Sartore has a few words of advice (based on his experiences) for those who want to become a National Geographic photographer.

Red eyed tree frog, Agalychnis callidryas, photographed in Seattle, Washington, 2011. Photo by Joel Sartore/National Geographic Photo Ark.
A Victoria crowned pigeon, Goura victoria, at the Columbus Zoo, Ohio, 2012. Photo by Joel Sartore/National Geographic Photo Ark.

Sartore’s first camera was a Nikon FM2, and he paid extra to get the black body. When paying extra for your first camera, you must be passionate about what you are doing.

When we asked him about his gear, he referred us to the list as there were over 40 items on it, including a Nikon D850 and a Nikon Z7.

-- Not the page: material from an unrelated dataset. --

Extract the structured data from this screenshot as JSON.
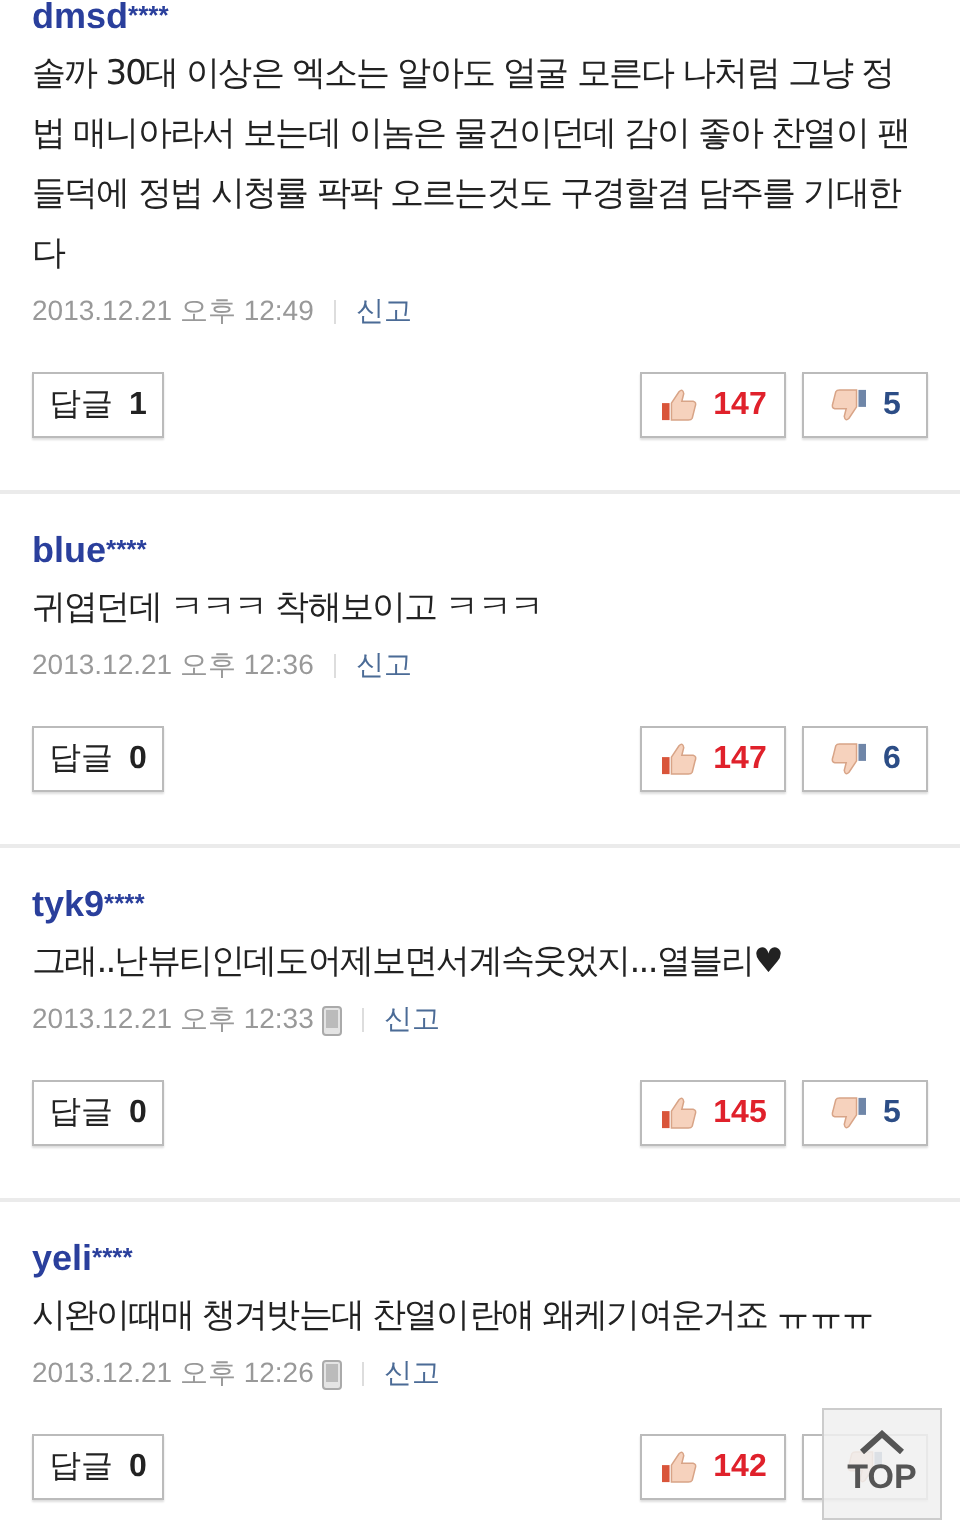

The National Geographic Society fully funds the Photo Ark. As a global nonprofit, the Society funds individuals, called National Geographic Explorers, like Sartore, who are illuminating and protecting the wonder of our world. These Explorers represent storytellers, scientists, conservationists, technologists, and other changemakers worldwide.

Joel Sartore photographs Johnny the serval, Leptailurus serval, at the Lincoln Children’s Zoo, Nebraska, 2018. Photo by Cole Sartore/National Geographic Photo Ark.
Joel Sartore, 2021, by Ellen Sartore.
A veiled chameleon, Chamaeleo calyptratus, confronts a camera lens at Rolling Hills Wildlife Adventure, Salina, Kansas, 2007. Photo by Joel Sartore/National Geographic Photo Ark.

Sartore, a Nikon Ambassador whose motto is “There is no better time to act than now,” wishes he had started 20 years ago. The photographer turned 60 years old this past July. He initially set the Photo Ark goal in 2006 at 15,000 species but has now increased it to 20,000 to be completed over the next 15 years.

“If I am unable to complete the Photo Ark, my oldest son Cole will take it on,” he says with a sigh of relief. “He travels with me on most foreign shoots.”

You can explore all the species in the National Geographic Photo Ark and see more work from Sartore on his website, Instagram, TikTok, and YouTube.

About the author: Phil Mistry is a photographer and teacher based in Atlanta, GA. He started one of the first digital camera classes in New York City at The International Center of Photography in the 90s. He was the director and teacher for Sony/Popular Photography magazine’s Digital Days Workshops. You can reach him here.

Image credits: Header photo Joel Sartore with frill-necked lizard, Chlamydosaurus kingii, at a high school in Victoria, Australia, 2017. Photo by Douglas Gimesy. All photos courtesy Joel Sartore / National Geographic Photo Ark